Heat Pump Hot Water

Heat pumps seem like magic. You use a certain amount of energy (let’s go with 1kWh), and you use this to extract heat from the ambient air, and this allows you to apply a multiple (let’s go with 3kWh) of your original energy input.

This is significantly better than an element heater: in that situation, you can only apply a smaller multiple, depending upon the efficiency of the element.

Similarly, burning gas to heat up water is less efficient - you don’t quite get to apply all of the energy from the amount of gas you burn to the water. I believe boilers and element heaters are around 85% efficient.

This is also how reverse cycle air conditioners work - basically a transfer fluid is used to extract the heat from the ambient air, and either push this cooled air, or use the energy extracted to heat up other air to push around.

But heat pumps, unlike a gas heater, can use renewable energy as the source of heating water. This interests me greatly.

Currently, I spend around $100/month on gas - most of this is probably on my gas hot water, as a gas stove would use a small fraction. For my calculations, I went with 80% hot water, 20% stove. This would not reduce my gas bill to $20/month though, because of daily tariffs (the bane of low-consumption systems). Instead, an 80% reduction in usage would drop my bills to between $35 and $40 per month. Indeed, it would save me almost exactly $2/day.

But the other factor to take into account is how much more of my solar generation I would be using to run the heat pump. To do this, I increased my consumption measurements from my previous calculations by 4kWh (800W for 5 hours, picking the peak solar generation time).

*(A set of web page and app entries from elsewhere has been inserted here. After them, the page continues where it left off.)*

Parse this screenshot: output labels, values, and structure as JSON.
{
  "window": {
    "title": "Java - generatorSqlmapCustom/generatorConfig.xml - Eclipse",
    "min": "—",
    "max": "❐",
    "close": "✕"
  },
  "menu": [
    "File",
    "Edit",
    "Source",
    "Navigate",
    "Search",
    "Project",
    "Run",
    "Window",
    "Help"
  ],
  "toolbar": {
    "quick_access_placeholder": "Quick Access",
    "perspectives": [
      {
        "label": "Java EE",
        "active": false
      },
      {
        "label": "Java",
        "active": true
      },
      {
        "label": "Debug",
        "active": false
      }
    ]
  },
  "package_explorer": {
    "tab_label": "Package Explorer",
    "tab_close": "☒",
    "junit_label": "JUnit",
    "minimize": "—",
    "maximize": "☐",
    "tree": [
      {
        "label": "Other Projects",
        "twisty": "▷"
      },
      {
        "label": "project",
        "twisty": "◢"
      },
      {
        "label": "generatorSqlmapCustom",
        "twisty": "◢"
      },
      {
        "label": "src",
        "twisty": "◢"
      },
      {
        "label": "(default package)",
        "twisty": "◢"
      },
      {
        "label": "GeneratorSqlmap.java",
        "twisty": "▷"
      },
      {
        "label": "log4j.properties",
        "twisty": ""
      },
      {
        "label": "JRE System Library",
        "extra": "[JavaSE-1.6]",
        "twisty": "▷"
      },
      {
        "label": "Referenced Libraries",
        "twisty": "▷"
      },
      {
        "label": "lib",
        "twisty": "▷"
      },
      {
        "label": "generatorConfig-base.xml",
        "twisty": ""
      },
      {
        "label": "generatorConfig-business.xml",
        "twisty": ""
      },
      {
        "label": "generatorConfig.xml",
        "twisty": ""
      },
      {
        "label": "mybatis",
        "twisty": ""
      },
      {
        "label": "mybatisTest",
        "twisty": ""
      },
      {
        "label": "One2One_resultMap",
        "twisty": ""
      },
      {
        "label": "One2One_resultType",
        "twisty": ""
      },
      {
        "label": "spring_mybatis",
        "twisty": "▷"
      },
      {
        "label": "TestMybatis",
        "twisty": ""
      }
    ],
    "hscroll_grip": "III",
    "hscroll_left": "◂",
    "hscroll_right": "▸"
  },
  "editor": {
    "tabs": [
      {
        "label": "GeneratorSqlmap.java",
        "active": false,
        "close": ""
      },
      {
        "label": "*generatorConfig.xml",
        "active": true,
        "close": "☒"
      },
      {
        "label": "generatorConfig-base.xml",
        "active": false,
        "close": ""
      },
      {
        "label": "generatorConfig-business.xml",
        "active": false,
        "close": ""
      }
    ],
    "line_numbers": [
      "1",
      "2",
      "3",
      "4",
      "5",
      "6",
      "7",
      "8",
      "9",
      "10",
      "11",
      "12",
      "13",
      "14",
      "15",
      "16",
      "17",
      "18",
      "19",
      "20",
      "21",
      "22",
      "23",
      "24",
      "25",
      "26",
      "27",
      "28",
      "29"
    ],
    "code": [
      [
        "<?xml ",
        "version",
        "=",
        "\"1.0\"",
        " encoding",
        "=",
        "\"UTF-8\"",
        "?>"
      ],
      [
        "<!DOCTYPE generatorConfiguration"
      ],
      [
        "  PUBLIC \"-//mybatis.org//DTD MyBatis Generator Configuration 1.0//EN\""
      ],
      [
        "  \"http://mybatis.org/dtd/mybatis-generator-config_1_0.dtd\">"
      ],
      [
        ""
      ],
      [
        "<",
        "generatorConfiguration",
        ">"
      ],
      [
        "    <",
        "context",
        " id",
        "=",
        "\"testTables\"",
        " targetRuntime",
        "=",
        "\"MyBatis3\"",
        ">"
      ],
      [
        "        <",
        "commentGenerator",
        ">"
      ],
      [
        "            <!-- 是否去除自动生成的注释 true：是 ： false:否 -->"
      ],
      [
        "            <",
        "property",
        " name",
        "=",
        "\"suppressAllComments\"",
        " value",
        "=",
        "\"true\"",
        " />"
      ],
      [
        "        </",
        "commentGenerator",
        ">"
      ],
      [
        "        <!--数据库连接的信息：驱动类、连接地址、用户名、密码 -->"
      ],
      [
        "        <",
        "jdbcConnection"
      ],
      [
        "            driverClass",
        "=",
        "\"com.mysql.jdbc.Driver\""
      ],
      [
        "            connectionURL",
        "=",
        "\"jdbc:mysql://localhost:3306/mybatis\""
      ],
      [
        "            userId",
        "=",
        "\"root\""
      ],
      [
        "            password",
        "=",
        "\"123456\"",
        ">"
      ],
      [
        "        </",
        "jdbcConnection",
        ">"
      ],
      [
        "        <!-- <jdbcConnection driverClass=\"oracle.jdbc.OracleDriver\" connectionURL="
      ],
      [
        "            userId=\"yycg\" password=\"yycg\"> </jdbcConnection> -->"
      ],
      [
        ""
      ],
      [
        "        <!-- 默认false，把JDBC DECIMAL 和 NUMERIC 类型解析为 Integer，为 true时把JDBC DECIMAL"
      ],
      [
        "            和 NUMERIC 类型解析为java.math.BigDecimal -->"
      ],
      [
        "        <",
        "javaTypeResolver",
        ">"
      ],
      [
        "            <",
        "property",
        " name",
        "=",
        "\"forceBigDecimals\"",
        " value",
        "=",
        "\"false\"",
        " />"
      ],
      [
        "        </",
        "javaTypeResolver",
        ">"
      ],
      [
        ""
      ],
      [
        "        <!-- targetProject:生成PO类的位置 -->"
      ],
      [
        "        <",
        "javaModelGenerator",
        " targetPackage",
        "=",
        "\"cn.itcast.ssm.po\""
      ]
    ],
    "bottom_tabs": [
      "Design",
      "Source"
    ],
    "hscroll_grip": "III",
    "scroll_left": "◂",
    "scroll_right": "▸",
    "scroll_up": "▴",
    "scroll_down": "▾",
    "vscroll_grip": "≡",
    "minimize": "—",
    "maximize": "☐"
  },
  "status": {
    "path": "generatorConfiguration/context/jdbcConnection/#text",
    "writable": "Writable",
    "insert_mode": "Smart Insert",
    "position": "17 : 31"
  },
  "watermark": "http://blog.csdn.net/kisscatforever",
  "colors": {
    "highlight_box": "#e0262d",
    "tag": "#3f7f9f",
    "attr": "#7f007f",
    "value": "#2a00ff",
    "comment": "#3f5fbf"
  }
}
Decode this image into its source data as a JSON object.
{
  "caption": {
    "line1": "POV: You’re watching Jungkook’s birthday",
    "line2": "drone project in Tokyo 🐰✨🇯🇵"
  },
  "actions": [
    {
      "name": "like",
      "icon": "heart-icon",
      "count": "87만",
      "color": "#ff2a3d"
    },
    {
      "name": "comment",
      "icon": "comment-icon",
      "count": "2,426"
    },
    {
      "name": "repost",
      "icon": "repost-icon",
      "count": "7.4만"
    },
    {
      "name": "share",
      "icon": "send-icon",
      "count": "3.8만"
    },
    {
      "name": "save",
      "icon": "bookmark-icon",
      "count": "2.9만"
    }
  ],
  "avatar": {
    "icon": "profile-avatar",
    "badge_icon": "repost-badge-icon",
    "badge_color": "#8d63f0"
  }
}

This resulted in a projected increase in my power bill of about $1.10 per day.

So, having a heat pump would probably save me less than $1 per day.

With a $4200 installation price (including STC credits), this looks like a payback time in excess of 12 years. Which is far larger than the warranty period of the system - this is looking marginal.

If I double my PV system size, and install a heat pump, this should result in my energy costs reducing by around $3.40 per day. This is about $1240 annually, but then there are two capital costs to cover: closer to $10k. This reduces the payback to around 8 years.

Interestingly, this is better than the payback of me just adding more solar panels - I used a cost of $6000 for the PV upgrade, and $4000 for the Heat Pump here, rather than the $5k I used in a previous blog post.

But probably still not good enough, right now.